  4. Publish a live stream on instance1 through the load balancer

Result: The broadcast that was started at step 4 will try to publish periodically but it will not succeed

  1. Stop running the load operation on instance2 to decrease the CPU usage.

Result:  The live stream that was started will now start to publish to instance2

  1. Increase the CPU load on instance2 to 50
  2. Play the live stream

Result:  The player on step 7 will try to play periodically but it will not succeed

  1. Stop running the load operation on instance2 to decrease the CPU usage.

Result: The player on step 8 will start to play the live stream


As you can see, Ant Media Server supports high availability in multiple scenarios. Once configured, you can be sure that your live streams are up and running with as little interruption as possible. 

Video Demonstration of High Availability

For the quick demonstration of high availability with Ant Media Server, you can watch the video below.

Also check the scaling with Ant Media Server on AWS EKS here.

Where now?

Explore the documentation or join the community discussions to learn more about the Ant Media Server.

Demos of Ant Media Server are available on the website and you can check out some of the popular SDKs in Github to integrate Ant Media Server into your mobile application.
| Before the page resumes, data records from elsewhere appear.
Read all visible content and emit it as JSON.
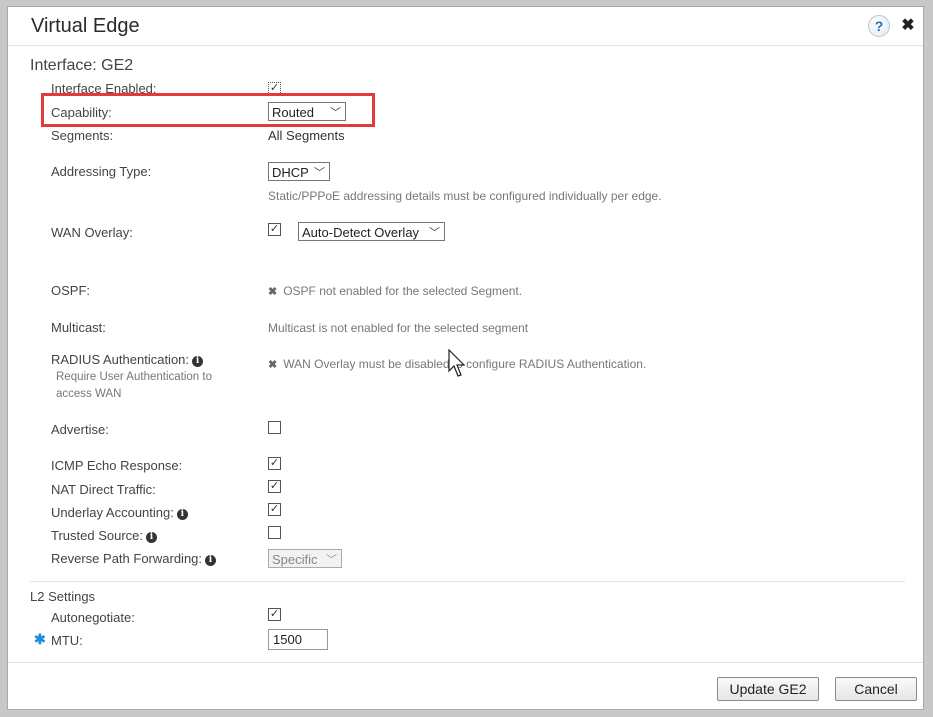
{
  "dialog": {
    "title": "Virtual Edge",
    "help_glyph": "?",
    "close_glyph": "✖"
  },
  "interface": {
    "heading": "Interface: GE2",
    "interface_enabled": {
      "label": "Interface Enabled:",
      "checked": true
    },
    "capability": {
      "label": "Capability:",
      "value": "Routed"
    },
    "segments": {
      "label": "Segments:",
      "value": "All Segments"
    },
    "addressing_type": {
      "label": "Addressing Type:",
      "value": "DHCP",
      "note": "Static/PPPoE addressing details must be configured individually per edge."
    },
    "wan_overlay": {
      "label": "WAN Overlay:",
      "checked": true,
      "value": "Auto-Detect Overlay"
    },
    "ospf": {
      "label": "OSPF:",
      "message": "OSPF not enabled for the selected Segment."
    },
    "multicast": {
      "label": "Multicast:",
      "message": "Multicast is not enabled for the selected segment"
    },
    "radius": {
      "label": "RADIUS Authentication:",
      "sub_line1": "Require User Authentication to",
      "sub_line2": "access WAN",
      "message": "WAN Overlay must be disabled to configure RADIUS Authentication."
    },
    "advertise": {
      "label": "Advertise:",
      "checked": false
    },
    "icmp_echo": {
      "label": "ICMP Echo Response:",
      "checked": true
    },
    "nat_direct": {
      "label": "NAT Direct Traffic:",
      "checked": true
    },
    "underlay_accounting": {
      "label": "Underlay Accounting:",
      "checked": true
    },
    "trusted_source": {
      "label": "Trusted Source:",
      "checked": false
    },
    "rpf": {
      "label": "Reverse Path Forwarding:",
      "value": "Specific"
    }
  },
  "l2": {
    "heading": "L2 Settings",
    "autonegotiate": {
      "label": "Autonegotiate:",
      "checked": true
    },
    "mtu": {
      "label": "MTU:",
      "value": "1500",
      "required_mark": "✱"
    }
  },
  "buttons": {
    "update": "Update GE2",
    "cancel": "Cancel"
  },
  "glyphs": {
    "check": "✓",
    "x_mark": "✖",
    "caret": "﹀",
    "info": "i"
  },
  "colors": {
    "highlight": "#e23b3b",
    "required": "#1f8fd6"
  }
}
Deployment options include 1-click apps, cloud marketplaces, Docker/Kubernetes/Scripts on various cloud providers such as AWS, Microsoft Azure, Digital Ocean, Linode, and Alibaba.

A free trial is available to try out the Enterprise Edition of the product and support packages are available for both editions if you need some extra help getting started.

Categories: Tutorial

Yash Tandon

Yash is a experienced Technical Support Engineer at Ant Media with a robust background in troubleshooting and optimizing technical systems. Proficient in a diverse array of technologies, including AWS, Docker, Kubernetes, Python and Shell scripting, Selenium, etc. Additionally, well-versed in media technologies such as RTMP, HLS, VOD, WebRTC, and Live Streaming tools.